== PROVIDED MATERIAL ==
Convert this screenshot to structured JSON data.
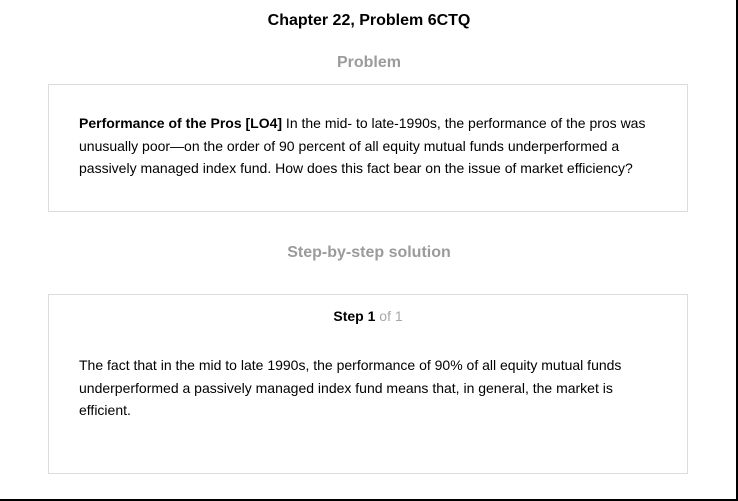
{
  "page": {
    "title": "Chapter 22, Problem 6CTQ"
  },
  "problem": {
    "heading": "Problem",
    "bold_lead": "Performance of the Pros [LO4]",
    "body": " In the mid- to late-1990s, the performance of the pros was unusually poor—on the order of 90 percent of all equity mutual funds underperformed a passively managed index fund. How does this fact bear on the issue of market efficiency?"
  },
  "solution": {
    "heading": "Step-by-step solution",
    "step_label": "Step",
    "step_number": "1",
    "step_total": " of 1",
    "body": "The fact that in the mid to late 1990s, the performance of 90% of all equity mutual funds underperformed a passively managed index fund means that, in general, the market is efficient."
  }
}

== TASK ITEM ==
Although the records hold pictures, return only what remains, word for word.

== RESULT FOR THIS EXERCISE ==
Convert this screenshot to structured JSON data.
{
  "page": {
    "title": "Chapter 22, Problem 6CTQ"
  },
  "problem": {
    "heading": "Problem",
    "bold_lead": "Performance of the Pros [LO4]",
    "body": " In the mid- to late-1990s, the performance of the pros was unusually poor—on the order of 90 percent of all equity mutual funds underperformed a passively managed index fund. How does this fact bear on the issue of market efficiency?"
  },
  "solution": {
    "heading": "Step-by-step solution",
    "step_label": "Step",
    "step_number": "1",
    "step_total": " of 1",
    "body": "The fact that in the mid to late 1990s, the performance of 90% of all equity mutual funds underperformed a passively managed index fund means that, in general, the market is efficient."
  }
}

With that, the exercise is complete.